- Required action: The entries that follow should be duplicated in full, without a single alteration.

- Dataset entries:
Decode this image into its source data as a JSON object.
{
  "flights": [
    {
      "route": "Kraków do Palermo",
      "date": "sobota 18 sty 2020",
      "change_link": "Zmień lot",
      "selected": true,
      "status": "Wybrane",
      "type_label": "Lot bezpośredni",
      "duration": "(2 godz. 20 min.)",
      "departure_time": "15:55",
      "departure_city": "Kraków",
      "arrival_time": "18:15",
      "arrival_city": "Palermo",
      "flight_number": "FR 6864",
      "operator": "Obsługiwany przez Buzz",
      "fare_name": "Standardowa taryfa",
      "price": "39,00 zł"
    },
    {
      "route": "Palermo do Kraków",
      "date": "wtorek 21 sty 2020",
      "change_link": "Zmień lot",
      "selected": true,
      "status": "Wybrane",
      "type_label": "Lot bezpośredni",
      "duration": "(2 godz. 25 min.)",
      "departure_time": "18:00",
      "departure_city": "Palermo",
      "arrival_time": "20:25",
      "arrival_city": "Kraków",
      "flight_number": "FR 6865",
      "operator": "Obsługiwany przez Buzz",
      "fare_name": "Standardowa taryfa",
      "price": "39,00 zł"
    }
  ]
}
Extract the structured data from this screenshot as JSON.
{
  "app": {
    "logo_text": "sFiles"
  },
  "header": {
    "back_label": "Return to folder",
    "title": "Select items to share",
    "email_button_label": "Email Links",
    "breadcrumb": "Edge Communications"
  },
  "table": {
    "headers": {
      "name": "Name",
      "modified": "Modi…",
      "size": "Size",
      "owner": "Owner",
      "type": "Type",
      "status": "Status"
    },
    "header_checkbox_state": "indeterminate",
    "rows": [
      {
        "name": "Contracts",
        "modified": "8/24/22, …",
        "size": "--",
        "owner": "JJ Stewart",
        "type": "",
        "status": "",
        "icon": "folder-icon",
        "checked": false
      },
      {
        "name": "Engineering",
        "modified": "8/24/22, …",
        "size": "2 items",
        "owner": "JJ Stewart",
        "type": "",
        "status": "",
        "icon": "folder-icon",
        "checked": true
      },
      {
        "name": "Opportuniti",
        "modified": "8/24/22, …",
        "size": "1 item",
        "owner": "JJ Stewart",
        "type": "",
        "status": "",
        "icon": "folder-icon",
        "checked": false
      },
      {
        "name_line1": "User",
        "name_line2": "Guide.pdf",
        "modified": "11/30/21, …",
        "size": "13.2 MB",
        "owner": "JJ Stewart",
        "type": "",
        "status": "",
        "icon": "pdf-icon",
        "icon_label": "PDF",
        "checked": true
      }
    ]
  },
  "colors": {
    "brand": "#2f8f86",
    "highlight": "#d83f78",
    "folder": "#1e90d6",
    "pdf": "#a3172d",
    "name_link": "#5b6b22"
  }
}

- Answer area:
Decode this image into its source data as a JSON object.
{
  "flights": [
    {
      "route": "Kraków do Palermo",
      "date": "sobota 18 sty 2020",
      "change_link": "Zmień lot",
      "selected": true,
      "status": "Wybrane",
      "type_label": "Lot bezpośredni",
      "duration": "(2 godz. 20 min.)",
      "departure_time": "15:55",
      "departure_city": "Kraków",
      "arrival_time": "18:15",
      "arrival_city": "Palermo",
      "flight_number": "FR 6864",
      "operator": "Obsługiwany przez Buzz",
      "fare_name": "Standardowa taryfa",
      "price": "39,00 zł"
    },
    {
      "route": "Palermo do Kraków",
      "date": "wtorek 21 sty 2020",
      "change_link": "Zmień lot",
      "selected": true,
      "status": "Wybrane",
      "type_label": "Lot bezpośredni",
      "duration": "(2 godz. 25 min.)",
      "departure_time": "18:00",
      "departure_city": "Palermo",
      "arrival_time": "20:25",
      "arrival_city": "Kraków",
      "flight_number": "FR 6865",
      "operator": "Obsługiwany przez Buzz",
      "fare_name": "Standardowa taryfa",
      "price": "39,00 zł"
    }
  ]
}
Extract the structured data from this screenshot as JSON.
{
  "app": {
    "logo_text": "sFiles"
  },
  "header": {
    "back_label": "Return to folder",
    "title": "Select items to share",
    "email_button_label": "Email Links",
    "breadcrumb": "Edge Communications"
  },
  "table": {
    "headers": {
      "name": "Name",
      "modified": "Modi…",
      "size": "Size",
      "owner": "Owner",
      "type": "Type",
      "status": "Status"
    },
    "header_checkbox_state": "indeterminate",
    "rows": [
      {
        "name": "Contracts",
        "modified": "8/24/22, …",
        "size": "--",
        "owner": "JJ Stewart",
        "type": "",
        "status": "",
        "icon": "folder-icon",
        "checked": false
      },
      {
        "name": "Engineering",
        "modified": "8/24/22, …",
        "size": "2 items",
        "owner": "JJ Stewart",
        "type": "",
        "status": "",
        "icon": "folder-icon",
        "checked": true
      },
      {
        "name": "Opportuniti",
        "modified": "8/24/22, …",
        "size": "1 item",
        "owner": "JJ Stewart",
        "type": "",
        "status": "",
        "icon": "folder-icon",
        "checked": false
      },
      {
        "name_line1": "User",
        "name_line2": "Guide.pdf",
        "modified": "11/30/21, …",
        "size": "13.2 MB",
        "owner": "JJ Stewart",
        "type": "",
        "status": "",
        "icon": "pdf-icon",
        "icon_label": "PDF",
        "checked": true
      }
    ]
  },
  "colors": {
    "brand": "#2f8f86",
    "highlight": "#d83f78",
    "folder": "#1e90d6",
    "pdf": "#a3172d",
    "name_link": "#5b6b22"
  }
}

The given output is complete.